In conclusion, your committee, desirous of making a matter of record, both of our rights, and the assertion of the just expectation that they will be respected by those who are united with us in the bonds of a common union, beg leave to offer the following resolutions, for the adoption of both branches of the Legislature.
- Resolved, That the formation of the abolition societies, and the acts and doings of certain fanatics, calling themselves abolitionists, in the non-slaveholding states of this confederacy, are in direct violation of the obligations of the compact of union, dissocial, and incendiary in the extreme.
- Resolved, That no state having a just regard for her own peace and security can acquiesce in a state of things by which such conspiracies are engendered within the limits of a friendly state, united to her by the bonds of a common league of political association, without either surrendering or compromitting her most essential rights.
- Resolved, That the Legislature of South Carolina, having every confidence in the justice and friendship of the non-slaveholding states, announces to her co-states her confident expectation, and she earnestly requests that the governments of these states will promptly and effectually suppress all those associations within their respective limits, purporting to be abolition societies, and that they will make it highly penal to print, publish and distribute newspapers, pamphlets, tracts and pictorial representations calculated and having an obvious tendency to excite the slaves of the southern states to insurrection and revolt.
- Resolved, That, regarding the domestic slavery of the southern states as a subject exclusively within the control of each of the said states, we shall consider every interference, by any other state or the general government, as a direct and unlawful interference, to be resisted at once, and under every possible circumstance.
- Resolved, In order that a salutary negative may be put on the mischievous, and unfounded assumption of some of the abolitionists—the non-slaveholding states are requested to disclaim by legislative declaration, all right, either on the part of themselves or the government of the United States, to interfere in any manner with domestic slavery, either in the states, or in the territories where it exists.
- Resolved, That we should consider the abolition of slavery in the District of Columbia, as a violation of the rights of the citizens of that District, derived from the implied conditions on which that territory was ceded to the general government, and as an usurpation to be at once resisted as nothing more than the commencement of a scheme of much more extensive and flagrant injustice.
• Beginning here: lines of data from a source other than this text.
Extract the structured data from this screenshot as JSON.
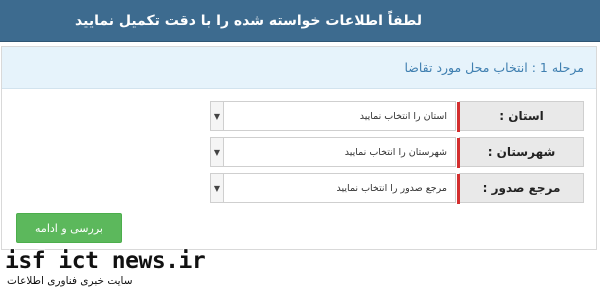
{
  "header": {
    "title": "لطفاً اطلاعات خواسته شده را با دقت تکمیل نمایید"
  },
  "panel": {
    "step_title": "مرحله 1 : انتخاب محل مورد تقاضا"
  },
  "form": {
    "rows": [
      {
        "label": "استان :",
        "value": "استان را انتخاب نمایید"
      },
      {
        "label": "شهرستان :",
        "value": "شهرستان را انتخاب نمایید"
      },
      {
        "label": "مرجع صدور :",
        "value": "مرجع صدور را انتخاب نمایید"
      }
    ],
    "submit_label": "بررسی و ادامه"
  },
  "watermark": {
    "site": "isf ict news.ir",
    "caption": "سایت خبری  فناوری اطلاعات"
  },
  "colors": {
    "header": "#3d6b8f",
    "accent": "#d32f2f",
    "button": "#5cb85c",
    "step_title": "#3f7fb0"
  },
  "icons": {
    "select_arrow": "chevron-down-icon"
  }
}
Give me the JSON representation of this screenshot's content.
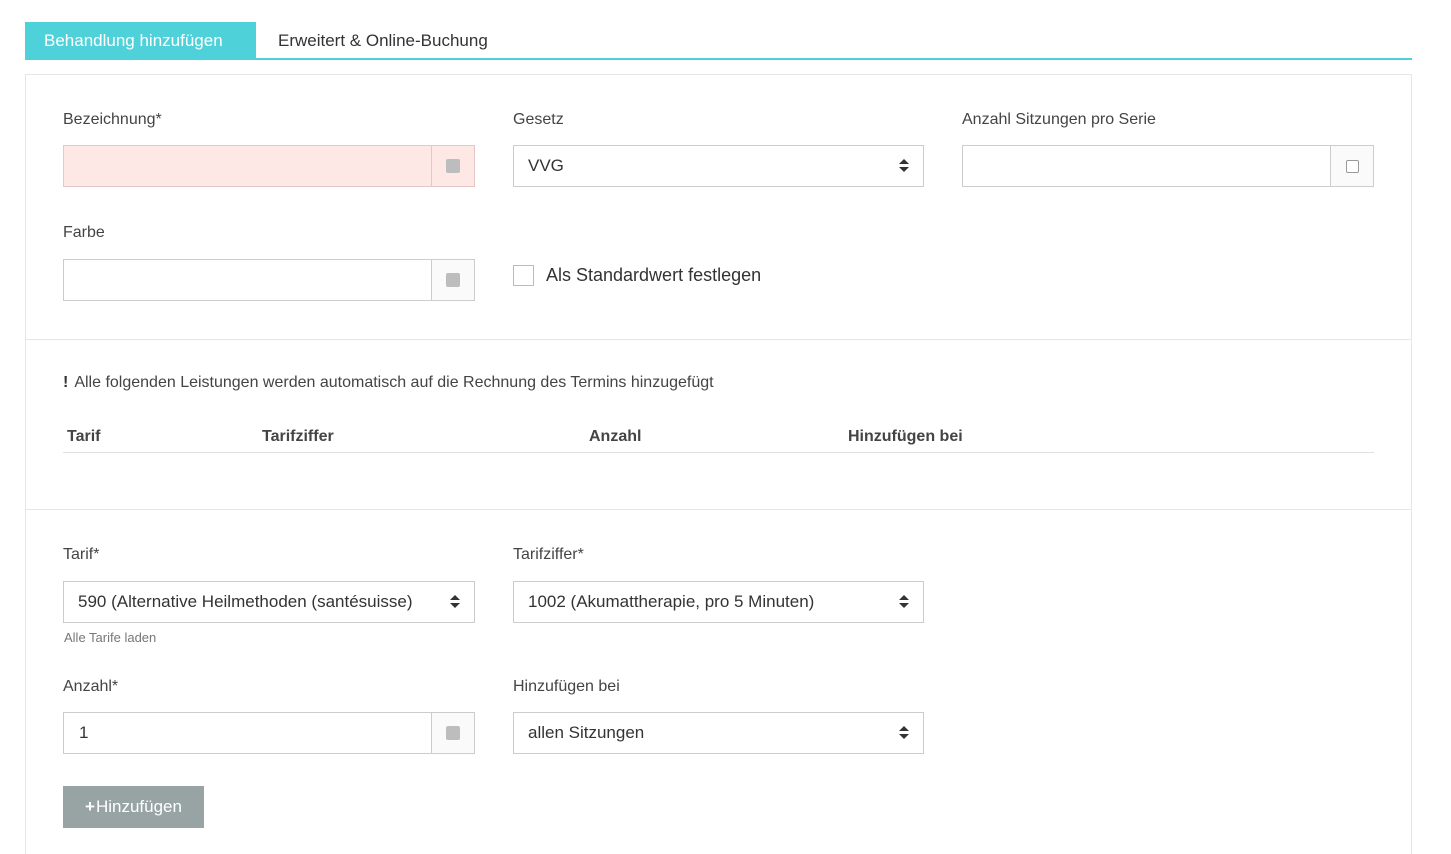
{
  "tabs": [
    {
      "label": "Behandlung hinzufügen",
      "active": true
    },
    {
      "label": "Erweitert & Online-Buchung",
      "active": false
    }
  ],
  "form": {
    "bezeichnung_label": "Bezeichnung*",
    "bezeichnung_value": "",
    "gesetz_label": "Gesetz",
    "gesetz_value": "VVG",
    "sitzungen_label": "Anzahl Sitzungen pro Serie",
    "sitzungen_value": "",
    "farbe_label": "Farbe",
    "farbe_value": "",
    "standard_label": "Als Standardwert festlegen",
    "standard_checked": false
  },
  "services": {
    "notice_icon": "!",
    "notice": "Alle folgenden Leistungen werden automatisch auf die Rechnung des Termins hinzugefügt",
    "columns": [
      "Tarif",
      "Tarifziffer",
      "Anzahl",
      "Hinzufügen bei"
    ],
    "rows": []
  },
  "add": {
    "tarif_label": "Tarif*",
    "tarif_value": "590 (Alternative Heilmethoden (santésuisse)",
    "tarif_link": "Alle Tarife laden",
    "tarifziffer_label": "Tarifziffer*",
    "tarifziffer_value": "1002 (Akumattherapie, pro 5 Minuten)",
    "anzahl_label": "Anzahl*",
    "anzahl_value": "1",
    "hinzufuegen_label": "Hinzufügen bei",
    "hinzufuegen_value": "allen Sitzungen",
    "button_icon": "+",
    "button_label": "Hinzufügen"
  },
  "colors": {
    "accent": "#4fd1d9",
    "error_bg": "#fde8e6",
    "button_bg": "#98a3a3"
  }
}
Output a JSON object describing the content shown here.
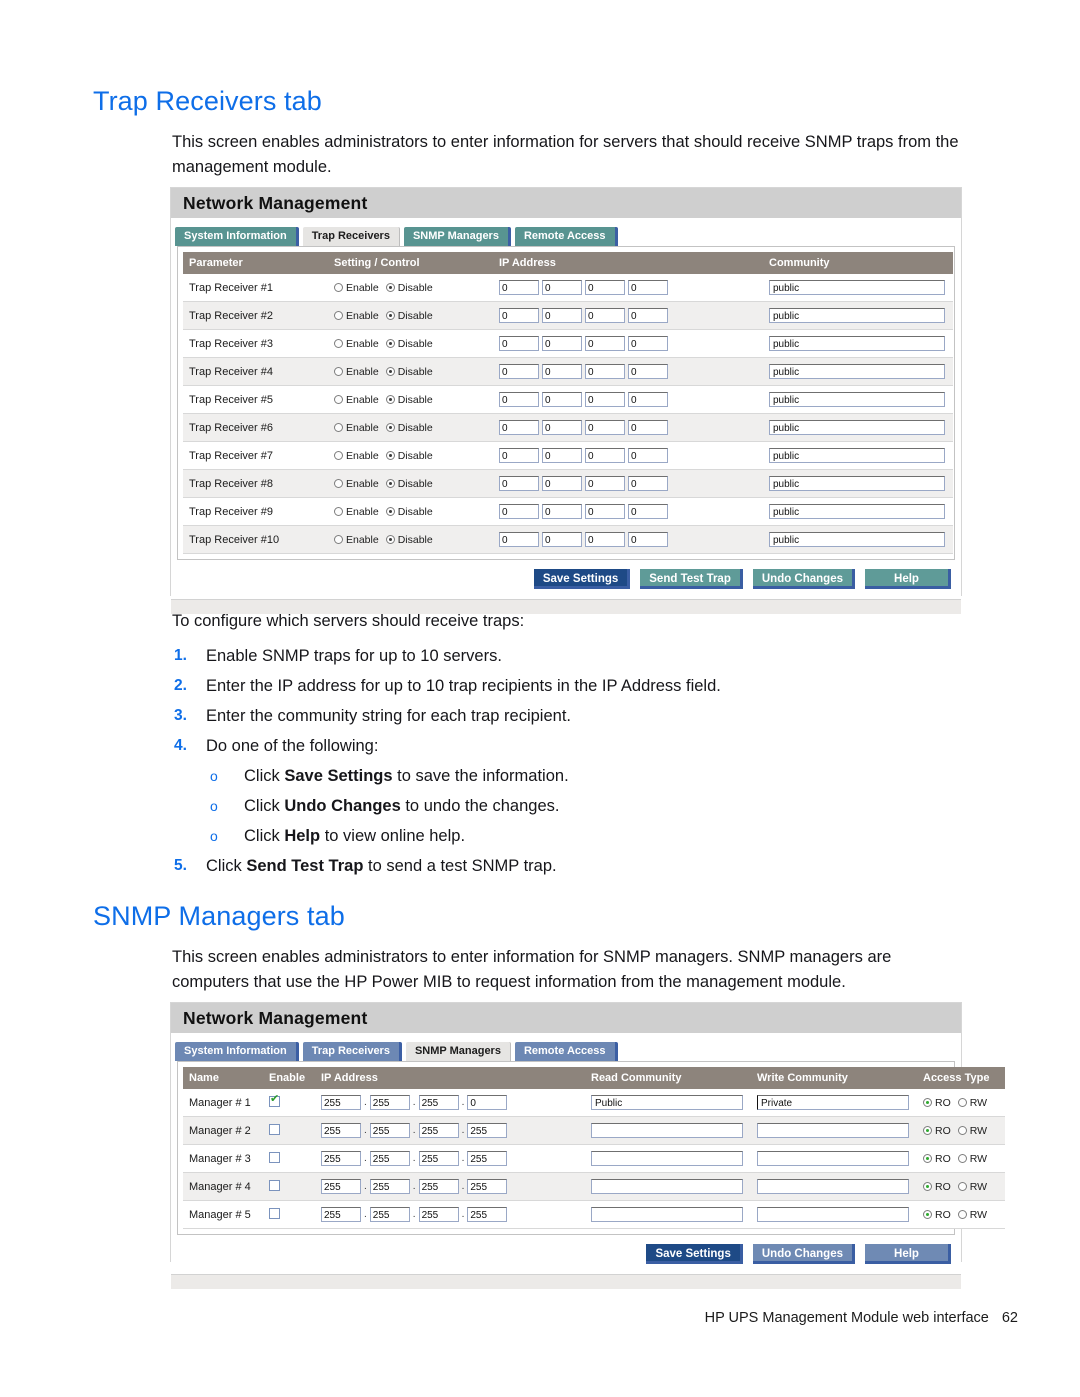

- Resolved, That the legislature of South Carolina, regards with decided approbation, the measures of security adopted by the Post Office Department of the United States, in relation to the transmission of incendiary tracts. But if this highly essential and protective policy, be counteracted by congress, and the United States mail becomes a vehicle for the transmission of the mischievous documents, with which it was recently freighted, we, in this contingency, expect that the Chief Magistrate of our state, will forthwith call the legislature together, that timely measures may be taken to prevent its traversing our territory.
[Resolutions of transmission.]
A very good book on the debates in congress over slavery in this period is "Arguing About Slavery: The Great Battle in the United States Congress," by William Lee Miller, published by Knopf. It gives you a good idea of the temper of the pro-slavery elements in Congress.